It is necessary to note here that Nelson is reading the lyrics while he sings—VERY unusual for him. One good look at her face, and you see his arm move as he throws the music behind the couch. He’s not holding it in the next shot. She has been effectively turned into a puddle of MacGoo:
He keeps squeezing and wiggling her hand, just like he used to do in all their movies—Girl of the Golden West contains a scene of such blatant hand porn that it might be too much for this blog. And then she just sort of melds right up into his arms.
And it looks for a split second that their faces are going in the same direction, but damn it, no kiss. They remember they’re on TV.
And then Jeanette finds herself exactly where she is supposed to be. ❤
Blissed-out MacDonald, right there. Gene who???
Gene literally could have dropped dead off to the side and nobody would have noticed.
Look at Nelson. Star football player and his cheerleader girlfriend, anyone? Still holding hands, by the way.
Then Gene shakes hands with Nelson, who still has Jeanette’s hand, and look at Gene’s body language here:
That two-handed grip is known as the “politician’s handshake” and body language research defines this as “an attempt to control the situation or person” ………Welp. Yep.
Nelson, being cute, addresses her as “Jeanette–I may call you Jeanette, may I?” and she laughs and Gene, in some sort of fiercely misguided attempt to be relevant, goes, “That’s all right, old man, I give you my permission.”

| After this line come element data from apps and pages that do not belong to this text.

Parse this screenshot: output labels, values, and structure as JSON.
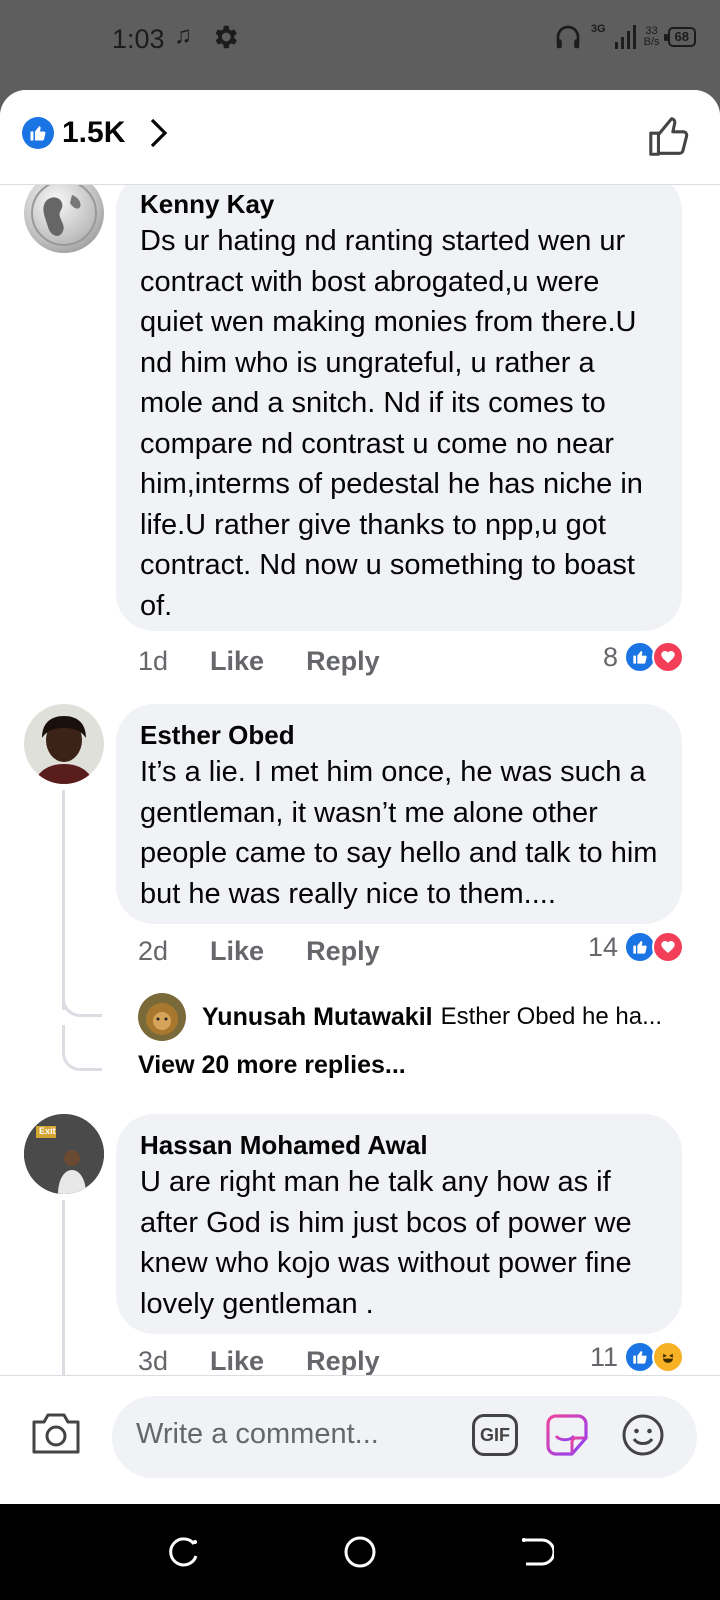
{
  "status_bar": {
    "time": "1:03",
    "music_glyph": "♫",
    "network": "3G",
    "speed_value": "33",
    "speed_unit": "B/s",
    "battery": "68"
  },
  "header": {
    "reaction_count": "1.5K"
  },
  "comments": [
    {
      "author": "Kenny Kay",
      "text": "Ds ur hating nd ranting started wen ur contract with bost abrogated,u were quiet wen making monies from there.U nd him who is ungrateful, u rather a mole and a snitch. Nd if its comes to compare nd contrast u come no near him,interms of pedestal he has niche in life.U rather give thanks to npp,u got contract. Nd now u something to boast of.",
      "age": "1d",
      "like_label": "Like",
      "reply_label": "Reply",
      "reactions": "8"
    },
    {
      "author": "Esther Obed",
      "text": "It’s a lie. I met him once, he was such a gentleman, it wasn’t me alone other people came to say hello and talk to him but he was really nice to them....",
      "age": "2d",
      "like_label": "Like",
      "reply_label": "Reply",
      "reactions": "14",
      "reply_preview": {
        "author": "Yunusah Mutawakil",
        "text": "Esther Obed he ha..."
      },
      "view_more": "View 20 more replies..."
    },
    {
      "author": "Hassan Mohamed Awal",
      "text": "U are right man he talk any how as if after God is him just bcos of power we knew who kojo was without power fine lovely gentleman .",
      "age": "3d",
      "like_label": "Like",
      "reply_label": "Reply",
      "reactions": "11",
      "avatar_sign": "Exit"
    }
  ],
  "composer": {
    "placeholder": "Write a comment...",
    "gif_label": "GIF"
  },
  "colors": {
    "brand_blue": "#1b74e4",
    "heart_red": "#f33e58",
    "haha_yellow": "#f7b125",
    "bubble_bg": "#f0f2f5",
    "meta_grey": "#65676b"
  }
}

Hey, Gene! HERE’S A GREAT BIG DOSE OF FUCK OFF.
Nelson, by the way, skipped the rehearsal for TIYL the day before (but he DID attend Jeanette’s concert at the Philharmonic–this was noted by several sources, including a rather rude critic who found Nelson’s presence at the concert more exciting than the concert. He just didn’t go backstage to see her afterwards.) and had the TIYL people scrambling in blind panic for replacement people to try to fill the gap if he really didn’t show on the actual day. When he did arrive, he was given a prepared speech–the only guest to get one—because he hadn’t attended the rehearsal and they didn’t feel he could be “trusted” to make the appropriately PC comments. He doesn’t even get through all of his statement before he sort of trails off and Jeanette is like, “Well Nelson, what can I say, except it (his performance) was certainly one of the highlights of our wedding (snort) and we’ll never forget it!”
He then kisses her hand and that’s more-or-less it. At the end of the show, she’s given a wristwatch and she sort of starts to show it to Gene, but then shows it to someone on her right—whether that is Nelson or Blossom or just a coincidence, I’m not sure.

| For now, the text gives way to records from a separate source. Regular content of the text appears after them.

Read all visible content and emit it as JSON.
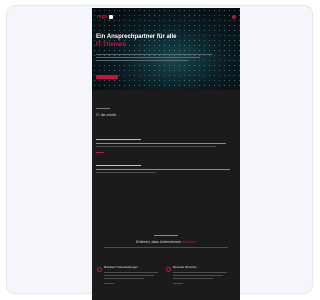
{
  "hero": {
    "logo": "mps",
    "title": "Ein Ansprechpartner für alle",
    "title_highlight": "IT-Themen"
  },
  "section1": {
    "heading": "IT, die zuhört",
    "heading_highlight": "..."
  },
  "section2": {
    "title": "Erfahren, dass Unternehmen",
    "title_highlight": "wachsen"
  },
  "features": [
    {
      "title": "Modulare IT-Dienstleistungen"
    },
    {
      "title": "Maximale Sicherheit"
    }
  ],
  "colors": {
    "accent": "#c8143d",
    "background": "#1b1b1b"
  }
}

The fact remains that Jeanette was not an overly weepy-in-public type, and Nelson totally did her in, the moment she heard him. It’s amazing what you can learn about her, just from watching this show. Her chemistry with Gene is palsy and fun, but her chemistry with Nelson is emotional and adoring. This moment in time was the catalyst for their reconciliation, and they would be “on again” from this point until her death in 1965.

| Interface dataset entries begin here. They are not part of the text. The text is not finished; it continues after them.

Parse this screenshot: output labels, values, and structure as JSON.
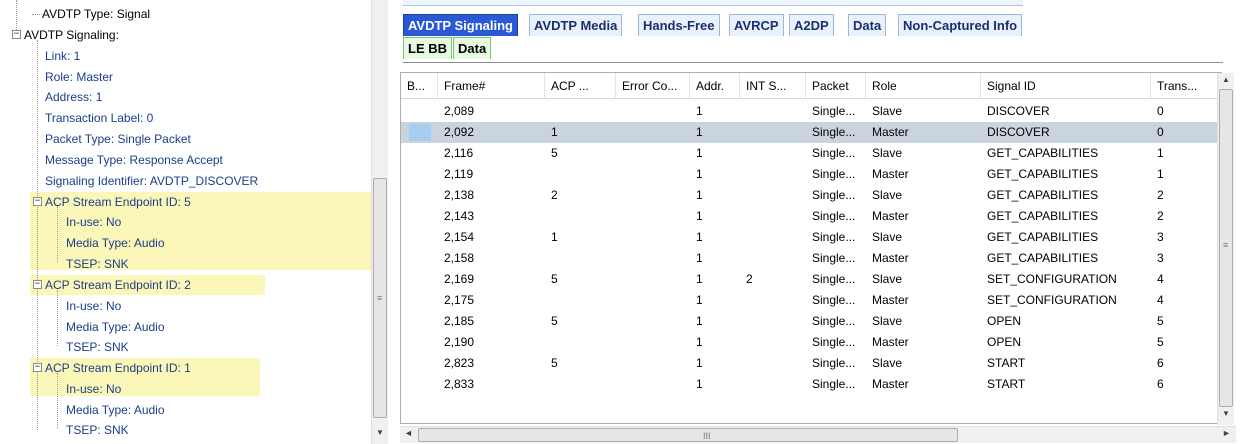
{
  "tree": {
    "nodes": [
      "AVDTP Type: Signal",
      "AVDTP Signaling:",
      "Link: 1",
      "Role: Master",
      "Address: 1",
      "Transaction Label: 0",
      "Packet Type: Single Packet",
      "Message Type: Response Accept",
      "Signaling Identifier: AVDTP_DISCOVER",
      "ACP Stream Endpoint ID: 5",
      "In-use: No",
      "Media Type: Audio",
      "TSEP: SNK",
      "ACP Stream Endpoint ID: 2",
      "In-use: No",
      "Media Type: Audio",
      "TSEP: SNK",
      "ACP Stream Endpoint ID: 1",
      "In-use: No",
      "Media Type: Audio",
      "TSEP: SNK"
    ],
    "expander_minus": "−"
  },
  "tabs": {
    "row1": [
      "AVDTP Signaling",
      "AVDTP Media",
      "Hands-Free",
      "AVRCP",
      "A2DP",
      "Data",
      "Non-Captured Info"
    ],
    "row2": [
      "LE BB",
      "Data"
    ],
    "separator": "|"
  },
  "grid": {
    "columns": [
      "B...",
      "Frame#",
      "ACP ...",
      "Error Co...",
      "Addr.",
      "INT S...",
      "Packet",
      "Role",
      "Signal ID",
      "Trans..."
    ],
    "rows": [
      [
        "",
        "2,089",
        "",
        "",
        "1",
        "",
        "Single...",
        "Slave",
        "DISCOVER",
        "0"
      ],
      [
        "",
        "2,092",
        "1",
        "",
        "1",
        "",
        "Single...",
        "Master",
        "DISCOVER",
        "0"
      ],
      [
        "",
        "2,116",
        "5",
        "",
        "1",
        "",
        "Single...",
        "Slave",
        "GET_CAPABILITIES",
        "1"
      ],
      [
        "",
        "2,119",
        "",
        "",
        "1",
        "",
        "Single...",
        "Master",
        "GET_CAPABILITIES",
        "1"
      ],
      [
        "",
        "2,138",
        "2",
        "",
        "1",
        "",
        "Single...",
        "Slave",
        "GET_CAPABILITIES",
        "2"
      ],
      [
        "",
        "2,143",
        "",
        "",
        "1",
        "",
        "Single...",
        "Master",
        "GET_CAPABILITIES",
        "2"
      ],
      [
        "",
        "2,154",
        "1",
        "",
        "1",
        "",
        "Single...",
        "Slave",
        "GET_CAPABILITIES",
        "3"
      ],
      [
        "",
        "2,158",
        "",
        "",
        "1",
        "",
        "Single...",
        "Master",
        "GET_CAPABILITIES",
        "3"
      ],
      [
        "",
        "2,169",
        "5",
        "",
        "1",
        "2",
        "Single...",
        "Slave",
        "SET_CONFIGURATION",
        "4"
      ],
      [
        "",
        "2,175",
        "",
        "",
        "1",
        "",
        "Single...",
        "Master",
        "SET_CONFIGURATION",
        "4"
      ],
      [
        "",
        "2,185",
        "5",
        "",
        "1",
        "",
        "Single...",
        "Slave",
        "OPEN",
        "5"
      ],
      [
        "",
        "2,190",
        "",
        "",
        "1",
        "",
        "Single...",
        "Master",
        "OPEN",
        "5"
      ],
      [
        "",
        "2,823",
        "5",
        "",
        "1",
        "",
        "Single...",
        "Slave",
        "START",
        "6"
      ],
      [
        "",
        "2,833",
        "",
        "",
        "1",
        "",
        "Single...",
        "Master",
        "START",
        "6"
      ]
    ]
  },
  "scroll": {
    "up": "▲",
    "down": "▼",
    "left": "◄",
    "right": "►",
    "grip_v": "≡",
    "grip_h": "III"
  },
  "colors": {
    "active_tab": "#2b59d6",
    "selected_row": "#c9d4df",
    "row_marker": "#a7cdf1",
    "highlight": "#fbf7b8",
    "green_tab": "#e7f9e0"
  }
}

So thanks, Ralph Edwards! But more importantly… thanks, Blossom. 🙂